Records drawn from a dataset:
▬▬▬

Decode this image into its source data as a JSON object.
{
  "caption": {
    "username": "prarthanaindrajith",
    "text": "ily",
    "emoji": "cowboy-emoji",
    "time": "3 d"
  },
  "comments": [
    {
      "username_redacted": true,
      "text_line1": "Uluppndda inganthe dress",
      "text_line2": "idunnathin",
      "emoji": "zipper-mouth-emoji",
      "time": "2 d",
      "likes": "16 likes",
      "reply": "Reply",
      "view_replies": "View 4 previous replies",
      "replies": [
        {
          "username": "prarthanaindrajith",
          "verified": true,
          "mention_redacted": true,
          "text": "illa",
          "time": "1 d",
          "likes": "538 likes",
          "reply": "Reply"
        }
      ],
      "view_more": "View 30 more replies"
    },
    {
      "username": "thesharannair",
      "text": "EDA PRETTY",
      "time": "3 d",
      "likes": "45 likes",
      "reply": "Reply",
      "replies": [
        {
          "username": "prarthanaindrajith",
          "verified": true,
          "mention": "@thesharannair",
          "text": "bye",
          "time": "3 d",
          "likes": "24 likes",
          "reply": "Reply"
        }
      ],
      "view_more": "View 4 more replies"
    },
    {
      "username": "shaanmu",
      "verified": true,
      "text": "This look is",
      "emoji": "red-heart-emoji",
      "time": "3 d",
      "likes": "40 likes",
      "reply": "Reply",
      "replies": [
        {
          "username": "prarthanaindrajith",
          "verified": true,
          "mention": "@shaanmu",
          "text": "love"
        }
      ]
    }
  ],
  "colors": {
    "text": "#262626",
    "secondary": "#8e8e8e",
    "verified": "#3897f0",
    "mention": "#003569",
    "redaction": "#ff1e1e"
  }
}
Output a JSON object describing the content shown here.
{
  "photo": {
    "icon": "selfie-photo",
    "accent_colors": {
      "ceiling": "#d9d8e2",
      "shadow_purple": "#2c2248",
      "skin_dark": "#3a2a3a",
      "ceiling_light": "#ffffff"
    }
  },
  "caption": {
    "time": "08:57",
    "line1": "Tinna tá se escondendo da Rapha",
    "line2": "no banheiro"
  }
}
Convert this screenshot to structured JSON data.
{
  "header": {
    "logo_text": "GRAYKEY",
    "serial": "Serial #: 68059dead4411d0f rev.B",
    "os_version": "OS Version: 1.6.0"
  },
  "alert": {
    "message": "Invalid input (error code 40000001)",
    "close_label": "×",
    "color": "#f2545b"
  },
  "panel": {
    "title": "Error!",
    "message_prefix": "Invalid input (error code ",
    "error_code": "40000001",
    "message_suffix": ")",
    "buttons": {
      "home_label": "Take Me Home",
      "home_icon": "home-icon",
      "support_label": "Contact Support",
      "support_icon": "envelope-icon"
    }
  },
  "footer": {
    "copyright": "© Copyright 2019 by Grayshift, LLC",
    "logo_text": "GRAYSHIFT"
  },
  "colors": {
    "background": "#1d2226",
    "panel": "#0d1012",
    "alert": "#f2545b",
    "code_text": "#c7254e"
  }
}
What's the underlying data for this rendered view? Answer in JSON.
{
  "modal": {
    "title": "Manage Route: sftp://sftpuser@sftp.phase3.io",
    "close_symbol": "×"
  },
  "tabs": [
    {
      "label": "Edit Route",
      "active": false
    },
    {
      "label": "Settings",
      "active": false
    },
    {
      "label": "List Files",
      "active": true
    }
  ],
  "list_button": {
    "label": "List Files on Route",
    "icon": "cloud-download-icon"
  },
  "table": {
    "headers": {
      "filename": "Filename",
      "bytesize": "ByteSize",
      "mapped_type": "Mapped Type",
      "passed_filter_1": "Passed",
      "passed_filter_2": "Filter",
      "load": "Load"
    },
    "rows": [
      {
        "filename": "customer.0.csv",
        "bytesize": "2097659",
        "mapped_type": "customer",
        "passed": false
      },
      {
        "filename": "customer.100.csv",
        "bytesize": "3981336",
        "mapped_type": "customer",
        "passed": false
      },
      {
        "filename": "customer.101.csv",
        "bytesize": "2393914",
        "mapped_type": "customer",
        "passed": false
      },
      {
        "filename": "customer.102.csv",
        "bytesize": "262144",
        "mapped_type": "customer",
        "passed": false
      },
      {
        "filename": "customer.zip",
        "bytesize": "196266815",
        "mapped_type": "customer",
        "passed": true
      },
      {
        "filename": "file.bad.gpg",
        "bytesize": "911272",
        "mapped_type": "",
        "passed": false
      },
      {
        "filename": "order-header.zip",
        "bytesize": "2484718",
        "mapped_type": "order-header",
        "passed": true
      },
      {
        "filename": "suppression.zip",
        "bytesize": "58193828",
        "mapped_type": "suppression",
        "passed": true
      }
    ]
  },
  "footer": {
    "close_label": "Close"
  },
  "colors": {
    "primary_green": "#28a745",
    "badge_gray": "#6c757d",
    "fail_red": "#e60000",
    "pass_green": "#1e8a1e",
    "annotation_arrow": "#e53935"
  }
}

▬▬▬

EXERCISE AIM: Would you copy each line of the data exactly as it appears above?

SOLUTION TO THIS PROBLEM:
Decode this image into its source data as a JSON object.
{
  "caption": {
    "username": "prarthanaindrajith",
    "text": "ily",
    "emoji": "cowboy-emoji",
    "time": "3 d"
  },
  "comments": [
    {
      "username_redacted": true,
      "text_line1": "Uluppndda inganthe dress",
      "text_line2": "idunnathin",
      "emoji": "zipper-mouth-emoji",
      "time": "2 d",
      "likes": "16 likes",
      "reply": "Reply",
      "view_replies": "View 4 previous replies",
      "replies": [
        {
          "username": "prarthanaindrajith",
          "verified": true,
          "mention_redacted": true,
          "text": "illa",
          "time": "1 d",
          "likes": "538 likes",
          "reply": "Reply"
        }
      ],
      "view_more": "View 30 more replies"
    },
    {
      "username": "thesharannair",
      "text": "EDA PRETTY",
      "time": "3 d",
      "likes": "45 likes",
      "reply": "Reply",
      "replies": [
        {
          "username": "prarthanaindrajith",
          "verified": true,
          "mention": "@thesharannair",
          "text": "bye",
          "time": "3 d",
          "likes": "24 likes",
          "reply": "Reply"
        }
      ],
      "view_more": "View 4 more replies"
    },
    {
      "username": "shaanmu",
      "verified": true,
      "text": "This look is",
      "emoji": "red-heart-emoji",
      "time": "3 d",
      "likes": "40 likes",
      "reply": "Reply",
      "replies": [
        {
          "username": "prarthanaindrajith",
          "verified": true,
          "mention": "@shaanmu",
          "text": "love"
        }
      ]
    }
  ],
  "colors": {
    "text": "#262626",
    "secondary": "#8e8e8e",
    "verified": "#3897f0",
    "mention": "#003569",
    "redaction": "#ff1e1e"
  }
}
Output a JSON object describing the content shown here.
{
  "photo": {
    "icon": "selfie-photo",
    "accent_colors": {
      "ceiling": "#d9d8e2",
      "shadow_purple": "#2c2248",
      "skin_dark": "#3a2a3a",
      "ceiling_light": "#ffffff"
    }
  },
  "caption": {
    "time": "08:57",
    "line1": "Tinna tá se escondendo da Rapha",
    "line2": "no banheiro"
  }
}
Convert this screenshot to structured JSON data.
{
  "header": {
    "logo_text": "GRAYKEY",
    "serial": "Serial #: 68059dead4411d0f rev.B",
    "os_version": "OS Version: 1.6.0"
  },
  "alert": {
    "message": "Invalid input (error code 40000001)",
    "close_label": "×",
    "color": "#f2545b"
  },
  "panel": {
    "title": "Error!",
    "message_prefix": "Invalid input (error code ",
    "error_code": "40000001",
    "message_suffix": ")",
    "buttons": {
      "home_label": "Take Me Home",
      "home_icon": "home-icon",
      "support_label": "Contact Support",
      "support_icon": "envelope-icon"
    }
  },
  "footer": {
    "copyright": "© Copyright 2019 by Grayshift, LLC",
    "logo_text": "GRAYSHIFT"
  },
  "colors": {
    "background": "#1d2226",
    "panel": "#0d1012",
    "alert": "#f2545b",
    "code_text": "#c7254e"
  }
}
What's the underlying data for this rendered view? Answer in JSON.
{
  "modal": {
    "title": "Manage Route: sftp://sftpuser@sftp.phase3.io",
    "close_symbol": "×"
  },
  "tabs": [
    {
      "label": "Edit Route",
      "active": false
    },
    {
      "label": "Settings",
      "active": false
    },
    {
      "label": "List Files",
      "active": true
    }
  ],
  "list_button": {
    "label": "List Files on Route",
    "icon": "cloud-download-icon"
  },
  "table": {
    "headers": {
      "filename": "Filename",
      "bytesize": "ByteSize",
      "mapped_type": "Mapped Type",
      "passed_filter_1": "Passed",
      "passed_filter_2": "Filter",
      "load": "Load"
    },
    "rows": [
      {
        "filename": "customer.0.csv",
        "bytesize": "2097659",
        "mapped_type": "customer",
        "passed": false
      },
      {
        "filename": "customer.100.csv",
        "bytesize": "3981336",
        "mapped_type": "customer",
        "passed": false
      },
      {
        "filename": "customer.101.csv",
        "bytesize": "2393914",
        "mapped_type": "customer",
        "passed": false
      },
      {
        "filename": "customer.102.csv",
        "bytesize": "262144",
        "mapped_type": "customer",
        "passed": false
      },
      {
        "filename": "customer.zip",
        "bytesize": "196266815",
        "mapped_type": "customer",
        "passed": true
      },
      {
        "filename": "file.bad.gpg",
        "bytesize": "911272",
        "mapped_type": "",
        "passed": false
      },
      {
        "filename": "order-header.zip",
        "bytesize": "2484718",
        "mapped_type": "order-header",
        "passed": true
      },
      {
        "filename": "suppression.zip",
        "bytesize": "58193828",
        "mapped_type": "suppression",
        "passed": true
      }
    ]
  },
  "footer": {
    "close_label": "Close"
  },
  "colors": {
    "primary_green": "#28a745",
    "badge_gray": "#6c757d",
    "fail_red": "#e60000",
    "pass_green": "#1e8a1e",
    "annotation_arrow": "#e53935"
  }
}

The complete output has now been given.